Clearly, the Premier League can’t yet compete with world football's undisputed top two. But the English top flight boasts two superb strikers who are both averaging over a goal a game this season – and they meet at Anfield on Sunday. Luis Suarez has scored 29 in 28 league games this season, while Sergio Aguero's six Champions League goals takes him to 26 in 25 across all competitions.
The duo's goalscoring abilities aren't in doubt, but their precise tactical roles have been more questionable since their arrival in English football. Although both are outstanding talents, their managers have sometimes found it difficult to accommodate them while retaining overall balance.
Suarez's goal drought
They have slightly different issues. Suarez’s initial problem in English football, strange as it might seem now, was his lack of goals. After signing in January 2011 he was immediately impressive, but managed just 12 goals in his first 41 appearances for the Reds.
A highly energetic player, Suarez is at his best when fielded centrally and allowed to work the entire width of the pitch, prowling the channels to receive though-balls, and forcing the opposition into mistakes. But Liverpool were initially unsure about playing the Uruguayan up front, partly because of his initial profligacy and partly because they had another expensive signing to field: Suarez often found himself deployed just off Andy Carroll.
Carroll wasn't to find success at Anfield, but Suarez did – and his goalscoring record exploded after he’d experienced the equivalent of a full season in the Premier League. When played as the central striker, Suarez has been prolific – ever since his superb hat-trick at Norwich late in 2011/12.
His goalscoring has actually dipped in recent weeks, because Brendan Rodgers has also attempted to accommodate Daniel Sturridge up front. When the SAS play up front together in a 4-4-2 diamond or a 3-5-2, for example, both are in their favoured centre-forward role. However, Rodgers has often decided to play a 4-3-3 instead, which has generally meant Suarez starting from the right flank – where he’s less of a pure goalscoring threat.
Aguero's partner problem
At one point, many thought it was silly to field Suarez as the primary striker, when there’s clearly so much more to his game than scoring goals. Many feel similarly about Aguero, a peculiar player who is neither an out-and-out striker, nor a proper Argentine No.10.
As Aguero told FourFourTwo earlier this season, he prefers playing just off a main striker. “For most of my career I've played behind a striker, but close enough to form a partnership with them. That's where I think I play best,” he says.
However, this means City are almost obliged to play a 4-4-2 system, with Aguero up front alongside Edin Dzeko or Alvaro Negredo. The 4-4-2 can work in some situations, and the infield drifts of David Silva and Samir Nasri mean City don’t lose the midfield numbers game, but it means space can open up elsewhere on the pitch, and ask a great deal of City’s centre-backs and central midfielders.

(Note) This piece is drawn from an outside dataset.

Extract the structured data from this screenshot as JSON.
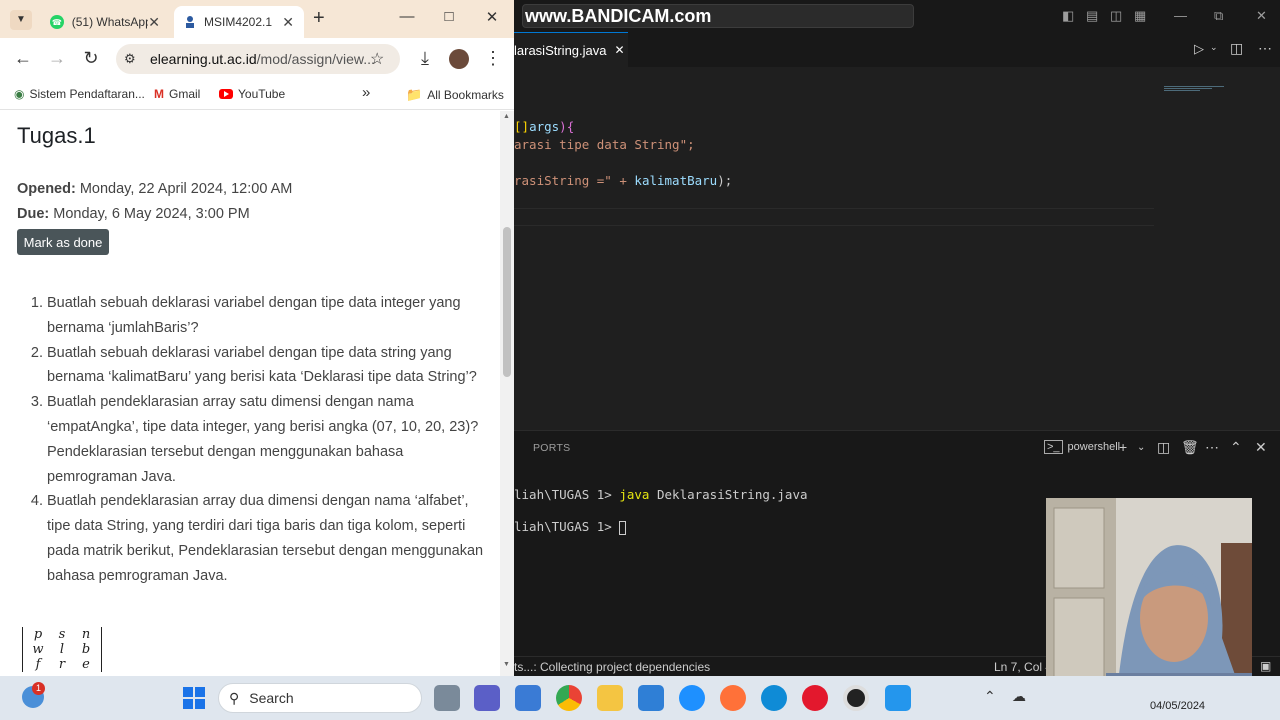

Besides, Aguero doesn’t actually drop deep and become involved in build-up play particularly often. He plays 22 passes per game, which is fewer than the likes of Wilfried Bony or Marouane Chamakh, and he doesn’t create that many goals – seven assists since the start of last season, in 47 games. He remains, however, extremely prolific. The 4-1 derby victory over Manchester United summed it up – inconsistent link play, but superb poaching.
It’s slightly strange, then, that City have so rarely fielded Aguero as their primary striker. There’s an obvious reason he likes playing with a more static partner – Dzeko or Negredo move towards the ball and attract defenders up the pitch, while Aguero darts in behind. But if Aguero played permanently on the shoulder of the last defender, allowing City to use an extra playmaker, they could be even more dangerous.
Some suggest Aguero is too complete to be used as a central striker and nothing more, but that’s true of many of the world’s greatest centre-forwards – like Messi, Robin van Persie and now Suarez. Both could play in deeper roles, certainly, but even strikers are all-rounders these days.